Ida B. Wells-Barnett 1862 - 1931
Ida Bell Wells-Barnett (July 16, 1862 – March 25, 1931), more commonly known as Ida B. Wells, was an African-American journalist, newspaper editor, suffragist, sociologist, Georgist, and an early leader in the Civil Rights Movement. She was one of the founders of the National Association for the Advancement of Colored People (NAACP) in 1909. Born into slavery, she documented lynching in the United States in the 1890s, showing that it was often used as a way to control or punish blacks who competed with whites, rather than being based on criminal acts by blacks, as was usually claimed by whites. She was active in women's rights and the women's suffrage movement, establishing several notable women's organizations. Wells was a skilled and persuasive rhetorician and traveled internationally on lecture tours.
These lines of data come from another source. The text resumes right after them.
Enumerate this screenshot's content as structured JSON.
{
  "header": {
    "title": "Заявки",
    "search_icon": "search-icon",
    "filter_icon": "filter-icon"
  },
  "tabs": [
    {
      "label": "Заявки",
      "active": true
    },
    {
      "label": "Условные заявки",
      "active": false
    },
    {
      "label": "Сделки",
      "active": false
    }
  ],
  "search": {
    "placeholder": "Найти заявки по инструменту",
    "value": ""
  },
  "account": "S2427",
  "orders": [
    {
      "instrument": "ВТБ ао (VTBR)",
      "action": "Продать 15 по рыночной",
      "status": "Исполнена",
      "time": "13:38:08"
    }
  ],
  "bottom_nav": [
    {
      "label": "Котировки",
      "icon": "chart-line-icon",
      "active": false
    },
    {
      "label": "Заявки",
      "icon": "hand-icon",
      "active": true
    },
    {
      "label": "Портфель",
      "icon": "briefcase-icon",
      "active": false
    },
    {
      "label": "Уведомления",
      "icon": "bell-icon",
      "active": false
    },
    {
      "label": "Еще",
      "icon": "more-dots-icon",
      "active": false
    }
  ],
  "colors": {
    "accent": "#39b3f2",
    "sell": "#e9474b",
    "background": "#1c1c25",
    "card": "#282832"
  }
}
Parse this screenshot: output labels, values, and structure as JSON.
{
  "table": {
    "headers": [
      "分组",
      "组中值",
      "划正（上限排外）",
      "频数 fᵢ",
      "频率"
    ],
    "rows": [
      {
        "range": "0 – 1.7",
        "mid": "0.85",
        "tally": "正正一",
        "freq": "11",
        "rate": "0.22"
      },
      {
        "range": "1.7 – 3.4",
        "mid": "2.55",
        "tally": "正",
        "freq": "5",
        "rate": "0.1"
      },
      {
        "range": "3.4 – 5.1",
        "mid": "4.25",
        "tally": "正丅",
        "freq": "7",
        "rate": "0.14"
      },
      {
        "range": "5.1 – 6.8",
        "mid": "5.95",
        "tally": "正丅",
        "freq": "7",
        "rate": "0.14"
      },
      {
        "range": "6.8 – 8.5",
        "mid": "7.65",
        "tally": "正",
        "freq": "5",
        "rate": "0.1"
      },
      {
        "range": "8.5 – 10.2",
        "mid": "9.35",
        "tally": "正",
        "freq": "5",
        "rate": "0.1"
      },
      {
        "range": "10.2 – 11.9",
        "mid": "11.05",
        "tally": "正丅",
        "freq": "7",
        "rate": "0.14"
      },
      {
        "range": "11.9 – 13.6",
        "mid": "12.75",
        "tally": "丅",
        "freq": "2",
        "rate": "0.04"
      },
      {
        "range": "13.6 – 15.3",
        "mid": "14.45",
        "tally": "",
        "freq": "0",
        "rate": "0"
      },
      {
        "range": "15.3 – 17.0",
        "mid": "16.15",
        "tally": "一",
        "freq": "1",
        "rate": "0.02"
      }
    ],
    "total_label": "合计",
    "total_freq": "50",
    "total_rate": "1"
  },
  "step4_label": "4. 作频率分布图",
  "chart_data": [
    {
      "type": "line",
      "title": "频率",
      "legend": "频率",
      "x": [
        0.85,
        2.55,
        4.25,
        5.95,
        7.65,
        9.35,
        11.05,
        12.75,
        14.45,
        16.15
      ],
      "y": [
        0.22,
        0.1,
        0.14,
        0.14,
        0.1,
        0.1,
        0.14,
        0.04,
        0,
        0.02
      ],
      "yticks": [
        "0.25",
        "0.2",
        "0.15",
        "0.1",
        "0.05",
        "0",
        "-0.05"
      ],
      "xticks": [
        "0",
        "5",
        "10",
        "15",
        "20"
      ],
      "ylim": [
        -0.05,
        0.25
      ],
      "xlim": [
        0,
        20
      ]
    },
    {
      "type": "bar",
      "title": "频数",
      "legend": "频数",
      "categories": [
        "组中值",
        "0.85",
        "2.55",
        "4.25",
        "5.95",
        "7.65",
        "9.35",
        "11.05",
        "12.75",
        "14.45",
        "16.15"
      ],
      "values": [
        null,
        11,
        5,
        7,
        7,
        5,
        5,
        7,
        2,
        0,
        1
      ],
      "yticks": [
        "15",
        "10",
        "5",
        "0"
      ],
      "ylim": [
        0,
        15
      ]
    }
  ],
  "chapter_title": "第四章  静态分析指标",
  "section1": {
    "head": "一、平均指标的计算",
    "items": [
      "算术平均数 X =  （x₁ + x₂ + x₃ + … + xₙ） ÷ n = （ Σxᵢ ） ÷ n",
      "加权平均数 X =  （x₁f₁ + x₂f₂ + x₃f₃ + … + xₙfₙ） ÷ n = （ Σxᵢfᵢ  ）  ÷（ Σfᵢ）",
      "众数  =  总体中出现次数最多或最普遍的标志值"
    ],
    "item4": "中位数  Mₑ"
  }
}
- -Mob Rule in New Orleans Robert Charles and His Fight to Death, the Story of His Life, Burning Human Beings Alive, Other Lynching Statistics
- -The Red Record; Tabulated Statistics and Alleged Causes of Lynching in the United States
- -Southern Horrors; Lynch Law in All Its Phases